« A meeting this week? Ah no impossible, let's see, let's see... Our schedule is very busy for February. And we cannot receive foreign personalities. Call us back next month » This is in essence the response that was made by the Egyptian authorities (the Ministry of Foreign Affairs) to their European counterpart, Cathy Ashton, who wanted to go to Cairo, following her visit to Tunis. A response that barely hides a snub to European diplomacy which is struggling as best it can to “stalwart” a visit for its leader. “ It's quite incomprehensible » comments a senior European diplomat who spoke to the press (yesterday). “ The EU is Egypt's largest partner. The High Representative has the mandate of the 27. If that is that, that means (a refusal) for all of Europe ».

Egyptians show their bad mood

Are these the latest declarations of the High Representative which motivate this refusal? Or on the contrary his lack of confidence? What seems likely is that the Egyptian authorities do not seem to like foreign intrusion and have other fish to fry. Rebuffing (a little) the High Representative is part of this logic. Especially since they seem to have little appreciated being reduced to the status of a “supplementary” visit to that of Tunis. And the Egyptians undoubtedly grasped all the European complexity; receiving an envoy from Brussels does not automatically mean coaxing London, Paris or Berlin.

A worrying erasure.

On the European side, we are concerned about this lack of appetite on the part of the Egyptian authorities. But we also call into question the double game of the diplomacies of the Member States. “ When other ministers rush to other capitals, we are faced with a considerable difficulty. How many people are there in the Middle East today? (NB: Wednesday) Can the High Representative go there the day after a visit by a European Minister? » And to add: " Not everyone really understood the new deal represented by the Lisbon Treaty. (...) We must not just speak with one voice, we must act with one voice. And to identify the difficult position in which the High Representative is.

This attitude and this comment illustrate, in my opinion, the difficulty of the new position of High Representative of the Lisbon Treaty.

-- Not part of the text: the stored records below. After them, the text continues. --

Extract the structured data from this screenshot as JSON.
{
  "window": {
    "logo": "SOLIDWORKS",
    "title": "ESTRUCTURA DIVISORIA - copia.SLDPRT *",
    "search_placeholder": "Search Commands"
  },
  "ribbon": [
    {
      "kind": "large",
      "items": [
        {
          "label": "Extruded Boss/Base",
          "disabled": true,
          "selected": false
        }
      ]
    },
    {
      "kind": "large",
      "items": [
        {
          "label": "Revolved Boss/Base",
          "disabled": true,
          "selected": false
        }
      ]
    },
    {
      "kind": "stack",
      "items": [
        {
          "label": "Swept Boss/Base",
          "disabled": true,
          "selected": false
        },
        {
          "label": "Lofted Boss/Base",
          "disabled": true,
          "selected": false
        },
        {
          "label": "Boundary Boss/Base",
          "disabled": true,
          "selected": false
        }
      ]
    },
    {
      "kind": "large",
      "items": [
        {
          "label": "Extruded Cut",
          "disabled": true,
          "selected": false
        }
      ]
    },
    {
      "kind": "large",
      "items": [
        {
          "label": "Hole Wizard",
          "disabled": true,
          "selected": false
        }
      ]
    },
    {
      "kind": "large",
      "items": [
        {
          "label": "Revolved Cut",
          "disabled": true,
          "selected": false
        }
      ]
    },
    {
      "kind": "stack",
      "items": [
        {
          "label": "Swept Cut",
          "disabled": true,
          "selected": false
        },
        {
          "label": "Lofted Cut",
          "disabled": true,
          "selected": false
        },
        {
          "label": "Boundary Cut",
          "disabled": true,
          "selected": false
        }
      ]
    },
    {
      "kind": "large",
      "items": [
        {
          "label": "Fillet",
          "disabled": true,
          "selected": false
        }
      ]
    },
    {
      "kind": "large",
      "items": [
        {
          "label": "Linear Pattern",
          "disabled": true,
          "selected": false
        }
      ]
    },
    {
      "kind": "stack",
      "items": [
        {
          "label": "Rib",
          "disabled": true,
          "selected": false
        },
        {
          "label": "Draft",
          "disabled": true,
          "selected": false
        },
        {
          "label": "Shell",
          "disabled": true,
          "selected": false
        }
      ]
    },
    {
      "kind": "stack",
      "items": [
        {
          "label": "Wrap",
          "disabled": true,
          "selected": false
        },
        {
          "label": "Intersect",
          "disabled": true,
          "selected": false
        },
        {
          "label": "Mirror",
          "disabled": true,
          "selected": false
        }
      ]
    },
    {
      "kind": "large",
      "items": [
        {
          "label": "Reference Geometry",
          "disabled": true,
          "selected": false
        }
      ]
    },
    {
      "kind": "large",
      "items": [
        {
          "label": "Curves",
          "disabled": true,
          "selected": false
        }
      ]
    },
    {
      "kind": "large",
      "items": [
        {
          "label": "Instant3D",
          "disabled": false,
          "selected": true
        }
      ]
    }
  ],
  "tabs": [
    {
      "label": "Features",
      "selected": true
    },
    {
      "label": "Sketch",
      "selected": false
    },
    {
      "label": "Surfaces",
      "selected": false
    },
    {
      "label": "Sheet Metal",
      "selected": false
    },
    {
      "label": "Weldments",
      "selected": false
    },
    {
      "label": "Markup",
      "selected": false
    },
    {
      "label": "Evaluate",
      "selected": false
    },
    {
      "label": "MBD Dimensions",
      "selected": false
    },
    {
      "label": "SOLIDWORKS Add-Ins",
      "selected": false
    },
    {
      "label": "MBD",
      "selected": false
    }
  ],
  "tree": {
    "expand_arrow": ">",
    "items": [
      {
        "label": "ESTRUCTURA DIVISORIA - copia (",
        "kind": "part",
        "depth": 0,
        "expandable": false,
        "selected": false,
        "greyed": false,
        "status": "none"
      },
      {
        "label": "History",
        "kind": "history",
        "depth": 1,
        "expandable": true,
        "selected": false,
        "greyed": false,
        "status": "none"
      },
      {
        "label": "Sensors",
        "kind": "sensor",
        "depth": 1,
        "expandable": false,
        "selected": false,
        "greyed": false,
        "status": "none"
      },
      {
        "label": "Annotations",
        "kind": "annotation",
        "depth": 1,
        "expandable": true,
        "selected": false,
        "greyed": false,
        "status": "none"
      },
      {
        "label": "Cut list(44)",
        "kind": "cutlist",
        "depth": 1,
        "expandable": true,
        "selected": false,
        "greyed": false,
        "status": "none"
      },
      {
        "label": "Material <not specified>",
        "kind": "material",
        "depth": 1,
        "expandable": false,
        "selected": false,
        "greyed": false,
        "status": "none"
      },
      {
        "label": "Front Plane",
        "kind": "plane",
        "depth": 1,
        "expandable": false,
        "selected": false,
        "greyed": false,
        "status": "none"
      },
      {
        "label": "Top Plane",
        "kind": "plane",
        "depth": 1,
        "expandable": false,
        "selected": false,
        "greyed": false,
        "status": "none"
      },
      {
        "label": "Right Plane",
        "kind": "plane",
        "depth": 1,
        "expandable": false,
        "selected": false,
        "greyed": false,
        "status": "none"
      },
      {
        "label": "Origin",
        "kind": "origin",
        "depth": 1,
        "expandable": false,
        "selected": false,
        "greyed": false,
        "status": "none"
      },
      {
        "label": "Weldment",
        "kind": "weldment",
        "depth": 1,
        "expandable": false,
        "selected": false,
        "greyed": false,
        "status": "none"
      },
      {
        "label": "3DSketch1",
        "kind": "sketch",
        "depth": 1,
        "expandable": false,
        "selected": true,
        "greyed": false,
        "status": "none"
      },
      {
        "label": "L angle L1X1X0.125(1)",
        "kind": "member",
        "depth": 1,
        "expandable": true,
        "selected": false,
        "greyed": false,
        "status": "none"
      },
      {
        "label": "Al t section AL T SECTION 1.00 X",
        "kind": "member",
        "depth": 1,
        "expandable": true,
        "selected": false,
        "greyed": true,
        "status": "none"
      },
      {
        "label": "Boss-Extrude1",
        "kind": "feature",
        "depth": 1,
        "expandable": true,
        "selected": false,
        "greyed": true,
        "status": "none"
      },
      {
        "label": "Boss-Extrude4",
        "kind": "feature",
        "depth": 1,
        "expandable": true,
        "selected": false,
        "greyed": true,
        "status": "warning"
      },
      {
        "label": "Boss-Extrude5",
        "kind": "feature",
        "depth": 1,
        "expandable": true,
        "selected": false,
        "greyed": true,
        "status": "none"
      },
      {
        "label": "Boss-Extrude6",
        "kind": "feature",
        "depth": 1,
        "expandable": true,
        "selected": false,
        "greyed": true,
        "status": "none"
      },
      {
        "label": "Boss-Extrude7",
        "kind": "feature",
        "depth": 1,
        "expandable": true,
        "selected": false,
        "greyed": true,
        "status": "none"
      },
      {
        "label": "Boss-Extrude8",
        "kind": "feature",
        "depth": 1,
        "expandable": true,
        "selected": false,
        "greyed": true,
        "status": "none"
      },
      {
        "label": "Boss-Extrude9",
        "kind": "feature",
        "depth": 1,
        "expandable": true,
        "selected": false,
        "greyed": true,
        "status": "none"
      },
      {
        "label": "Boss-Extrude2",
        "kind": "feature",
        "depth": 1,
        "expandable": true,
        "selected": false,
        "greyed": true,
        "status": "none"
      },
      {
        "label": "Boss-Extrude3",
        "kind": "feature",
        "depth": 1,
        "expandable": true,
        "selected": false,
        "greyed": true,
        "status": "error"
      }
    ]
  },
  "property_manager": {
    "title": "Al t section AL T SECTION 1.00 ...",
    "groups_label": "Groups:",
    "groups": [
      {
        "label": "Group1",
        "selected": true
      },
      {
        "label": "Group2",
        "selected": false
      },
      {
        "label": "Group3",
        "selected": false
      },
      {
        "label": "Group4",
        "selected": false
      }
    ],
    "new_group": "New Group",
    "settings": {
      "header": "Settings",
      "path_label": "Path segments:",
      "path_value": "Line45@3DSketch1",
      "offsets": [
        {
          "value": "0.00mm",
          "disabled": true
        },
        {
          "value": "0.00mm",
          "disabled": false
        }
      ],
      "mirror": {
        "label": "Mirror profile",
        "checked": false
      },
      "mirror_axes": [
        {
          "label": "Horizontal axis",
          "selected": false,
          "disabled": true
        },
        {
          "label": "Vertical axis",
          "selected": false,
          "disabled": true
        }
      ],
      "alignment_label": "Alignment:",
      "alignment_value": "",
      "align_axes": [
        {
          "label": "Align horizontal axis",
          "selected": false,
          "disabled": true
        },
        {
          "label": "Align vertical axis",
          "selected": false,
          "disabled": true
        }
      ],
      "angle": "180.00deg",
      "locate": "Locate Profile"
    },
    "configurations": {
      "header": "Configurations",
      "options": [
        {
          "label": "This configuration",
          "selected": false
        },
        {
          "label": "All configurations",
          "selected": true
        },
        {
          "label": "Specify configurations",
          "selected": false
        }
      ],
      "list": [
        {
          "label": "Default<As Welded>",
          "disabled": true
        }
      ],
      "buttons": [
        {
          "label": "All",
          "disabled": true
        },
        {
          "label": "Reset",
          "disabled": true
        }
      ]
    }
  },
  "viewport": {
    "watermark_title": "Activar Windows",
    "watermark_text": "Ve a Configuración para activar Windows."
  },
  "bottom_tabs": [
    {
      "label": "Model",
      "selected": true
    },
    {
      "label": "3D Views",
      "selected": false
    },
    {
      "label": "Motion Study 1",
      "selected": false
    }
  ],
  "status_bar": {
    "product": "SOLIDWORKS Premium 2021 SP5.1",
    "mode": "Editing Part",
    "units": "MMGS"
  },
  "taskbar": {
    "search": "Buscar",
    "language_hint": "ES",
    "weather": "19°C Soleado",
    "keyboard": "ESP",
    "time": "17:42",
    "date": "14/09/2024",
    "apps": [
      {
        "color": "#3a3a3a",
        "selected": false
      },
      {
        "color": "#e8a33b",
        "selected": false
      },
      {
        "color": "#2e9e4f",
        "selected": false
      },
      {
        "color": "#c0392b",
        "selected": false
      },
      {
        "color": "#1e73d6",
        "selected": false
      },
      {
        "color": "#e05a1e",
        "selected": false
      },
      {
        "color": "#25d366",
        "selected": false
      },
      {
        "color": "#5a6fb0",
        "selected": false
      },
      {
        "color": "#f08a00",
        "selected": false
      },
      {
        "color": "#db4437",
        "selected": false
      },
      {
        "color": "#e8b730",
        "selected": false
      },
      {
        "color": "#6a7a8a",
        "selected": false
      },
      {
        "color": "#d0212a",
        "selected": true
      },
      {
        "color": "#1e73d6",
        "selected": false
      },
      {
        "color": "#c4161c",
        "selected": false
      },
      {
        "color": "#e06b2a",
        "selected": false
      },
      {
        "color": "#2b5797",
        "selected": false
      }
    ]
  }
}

Structural difficulty: how to be at the same time chief diplomat (therefore discreet), head of ministers and independent commissioner (therefore rather loud-mouthed). Economic difficulty: how Cathy Ashton can impose herself compared to “loudmouths” like Sarkozy, Frattini, Bildt… who will always do as they please. I will come back…

Nicolas Gros Verheyde

Chief editor of the B2 site. Graduated in European law from the University of Paris I Pantheon Sorbonne and listener to the 65th session of the IHEDN (Institut des Hautes Etudes de la Défense Nationale. Journalist since 1989, founded B2 - Bruxelles2 in 2008. EU/NATO correspondent in Brussels for Sud-Ouest (previously West-France and France-Soir).